** Opening Records provided block **

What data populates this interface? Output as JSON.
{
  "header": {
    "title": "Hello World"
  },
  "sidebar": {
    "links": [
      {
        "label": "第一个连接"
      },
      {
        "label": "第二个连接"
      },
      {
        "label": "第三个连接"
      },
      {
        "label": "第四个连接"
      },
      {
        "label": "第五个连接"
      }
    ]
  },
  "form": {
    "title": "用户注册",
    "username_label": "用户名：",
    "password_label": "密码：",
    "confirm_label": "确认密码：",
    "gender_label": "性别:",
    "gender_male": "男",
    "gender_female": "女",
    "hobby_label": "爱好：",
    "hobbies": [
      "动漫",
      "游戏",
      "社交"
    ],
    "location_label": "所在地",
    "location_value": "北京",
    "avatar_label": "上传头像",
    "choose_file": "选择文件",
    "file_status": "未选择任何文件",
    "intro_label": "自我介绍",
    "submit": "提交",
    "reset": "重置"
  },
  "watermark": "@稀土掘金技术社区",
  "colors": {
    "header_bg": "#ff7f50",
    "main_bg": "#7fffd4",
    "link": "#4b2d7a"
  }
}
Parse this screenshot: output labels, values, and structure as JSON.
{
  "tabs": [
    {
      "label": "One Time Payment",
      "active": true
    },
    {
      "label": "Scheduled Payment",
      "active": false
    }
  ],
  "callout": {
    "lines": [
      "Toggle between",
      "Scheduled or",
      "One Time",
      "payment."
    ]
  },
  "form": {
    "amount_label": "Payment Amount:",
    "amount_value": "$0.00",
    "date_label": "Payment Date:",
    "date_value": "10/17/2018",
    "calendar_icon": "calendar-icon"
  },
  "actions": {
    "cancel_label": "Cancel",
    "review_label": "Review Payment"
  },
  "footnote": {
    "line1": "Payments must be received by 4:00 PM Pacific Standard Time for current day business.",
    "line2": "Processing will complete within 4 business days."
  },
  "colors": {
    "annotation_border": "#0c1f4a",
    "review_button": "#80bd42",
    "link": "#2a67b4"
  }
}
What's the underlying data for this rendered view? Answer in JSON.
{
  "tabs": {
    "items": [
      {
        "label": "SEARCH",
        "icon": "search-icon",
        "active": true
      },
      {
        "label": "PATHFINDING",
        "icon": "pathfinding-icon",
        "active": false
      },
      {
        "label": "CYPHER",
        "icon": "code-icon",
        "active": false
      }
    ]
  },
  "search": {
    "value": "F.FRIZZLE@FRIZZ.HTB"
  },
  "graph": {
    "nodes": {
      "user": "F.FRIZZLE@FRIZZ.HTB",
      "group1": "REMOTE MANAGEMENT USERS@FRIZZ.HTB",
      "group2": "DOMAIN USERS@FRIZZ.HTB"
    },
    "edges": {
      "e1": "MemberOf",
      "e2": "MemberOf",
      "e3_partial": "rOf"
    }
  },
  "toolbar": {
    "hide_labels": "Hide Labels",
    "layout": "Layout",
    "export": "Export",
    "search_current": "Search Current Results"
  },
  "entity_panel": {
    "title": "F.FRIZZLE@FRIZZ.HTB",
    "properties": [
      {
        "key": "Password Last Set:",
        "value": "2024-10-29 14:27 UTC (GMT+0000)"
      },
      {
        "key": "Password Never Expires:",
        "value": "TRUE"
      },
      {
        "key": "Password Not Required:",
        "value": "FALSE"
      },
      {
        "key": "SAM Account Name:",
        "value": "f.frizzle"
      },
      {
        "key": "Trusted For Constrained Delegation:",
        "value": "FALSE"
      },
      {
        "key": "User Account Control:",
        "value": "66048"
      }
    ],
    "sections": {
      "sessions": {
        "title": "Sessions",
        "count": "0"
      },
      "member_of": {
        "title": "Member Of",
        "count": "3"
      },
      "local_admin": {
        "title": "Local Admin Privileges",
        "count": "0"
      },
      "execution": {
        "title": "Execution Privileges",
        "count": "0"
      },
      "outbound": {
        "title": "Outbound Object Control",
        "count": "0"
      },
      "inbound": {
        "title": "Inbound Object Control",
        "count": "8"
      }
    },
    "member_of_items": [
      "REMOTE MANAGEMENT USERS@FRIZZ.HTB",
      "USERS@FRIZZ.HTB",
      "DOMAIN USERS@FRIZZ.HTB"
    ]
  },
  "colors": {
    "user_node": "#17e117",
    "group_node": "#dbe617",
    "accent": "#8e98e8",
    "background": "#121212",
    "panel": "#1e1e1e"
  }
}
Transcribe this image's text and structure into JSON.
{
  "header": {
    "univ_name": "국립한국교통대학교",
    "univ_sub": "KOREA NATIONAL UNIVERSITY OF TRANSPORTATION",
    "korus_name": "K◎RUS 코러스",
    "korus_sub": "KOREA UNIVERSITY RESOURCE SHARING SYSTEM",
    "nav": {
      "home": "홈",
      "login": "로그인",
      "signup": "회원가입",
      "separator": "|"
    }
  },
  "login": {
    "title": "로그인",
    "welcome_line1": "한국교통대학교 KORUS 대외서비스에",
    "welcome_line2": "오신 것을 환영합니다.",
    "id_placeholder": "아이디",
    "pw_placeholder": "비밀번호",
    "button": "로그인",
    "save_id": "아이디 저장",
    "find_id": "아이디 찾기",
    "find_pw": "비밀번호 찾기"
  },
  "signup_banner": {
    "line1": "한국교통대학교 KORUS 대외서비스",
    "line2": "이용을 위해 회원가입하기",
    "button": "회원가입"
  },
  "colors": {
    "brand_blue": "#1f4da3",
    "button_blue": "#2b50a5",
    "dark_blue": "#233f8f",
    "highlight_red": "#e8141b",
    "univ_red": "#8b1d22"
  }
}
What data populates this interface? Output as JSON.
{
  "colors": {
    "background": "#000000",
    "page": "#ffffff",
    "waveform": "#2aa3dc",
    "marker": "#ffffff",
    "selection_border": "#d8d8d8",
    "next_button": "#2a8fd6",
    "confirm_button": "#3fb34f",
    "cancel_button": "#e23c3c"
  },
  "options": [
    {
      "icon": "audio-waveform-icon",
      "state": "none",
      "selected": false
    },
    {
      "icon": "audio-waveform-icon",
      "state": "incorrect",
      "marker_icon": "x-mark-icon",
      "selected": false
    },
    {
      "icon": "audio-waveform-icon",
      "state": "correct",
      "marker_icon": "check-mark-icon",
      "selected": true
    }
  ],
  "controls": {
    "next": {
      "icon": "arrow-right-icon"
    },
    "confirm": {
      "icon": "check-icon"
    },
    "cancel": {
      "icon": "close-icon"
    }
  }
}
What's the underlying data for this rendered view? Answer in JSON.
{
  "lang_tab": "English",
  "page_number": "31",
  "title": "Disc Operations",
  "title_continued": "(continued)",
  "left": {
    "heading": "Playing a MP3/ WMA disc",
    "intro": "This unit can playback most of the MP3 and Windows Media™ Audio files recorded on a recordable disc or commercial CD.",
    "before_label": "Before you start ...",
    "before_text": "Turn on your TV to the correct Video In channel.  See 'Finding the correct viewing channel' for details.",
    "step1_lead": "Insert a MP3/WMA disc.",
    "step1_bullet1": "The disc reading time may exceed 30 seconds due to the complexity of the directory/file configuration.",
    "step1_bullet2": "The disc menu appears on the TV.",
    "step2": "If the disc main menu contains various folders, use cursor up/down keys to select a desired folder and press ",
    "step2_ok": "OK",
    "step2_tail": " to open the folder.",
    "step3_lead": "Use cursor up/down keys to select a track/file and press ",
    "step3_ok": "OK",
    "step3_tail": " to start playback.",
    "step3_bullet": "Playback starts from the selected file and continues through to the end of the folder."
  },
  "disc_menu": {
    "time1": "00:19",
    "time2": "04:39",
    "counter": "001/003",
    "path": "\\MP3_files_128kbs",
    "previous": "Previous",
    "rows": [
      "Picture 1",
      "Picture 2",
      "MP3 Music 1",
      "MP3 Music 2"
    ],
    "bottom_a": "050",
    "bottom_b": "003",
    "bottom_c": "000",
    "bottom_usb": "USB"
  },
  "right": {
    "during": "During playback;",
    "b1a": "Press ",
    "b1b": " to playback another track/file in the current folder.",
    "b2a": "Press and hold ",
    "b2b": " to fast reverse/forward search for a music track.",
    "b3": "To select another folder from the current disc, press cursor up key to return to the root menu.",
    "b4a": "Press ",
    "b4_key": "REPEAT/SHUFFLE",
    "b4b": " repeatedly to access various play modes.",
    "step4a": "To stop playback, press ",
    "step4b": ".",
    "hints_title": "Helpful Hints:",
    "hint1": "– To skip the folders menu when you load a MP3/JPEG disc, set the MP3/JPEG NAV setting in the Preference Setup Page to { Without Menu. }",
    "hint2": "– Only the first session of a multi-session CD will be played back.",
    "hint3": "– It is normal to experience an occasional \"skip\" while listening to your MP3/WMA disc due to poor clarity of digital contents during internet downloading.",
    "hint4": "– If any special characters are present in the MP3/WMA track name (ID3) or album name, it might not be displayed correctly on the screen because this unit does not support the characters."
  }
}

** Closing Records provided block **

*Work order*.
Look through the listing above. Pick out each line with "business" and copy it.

*Output of the exercise*.
    "line1": "Payments must be received by 4:00 PM Pacific Standard Time for current day business.",
    "line2": "Processing will complete within 4 business days."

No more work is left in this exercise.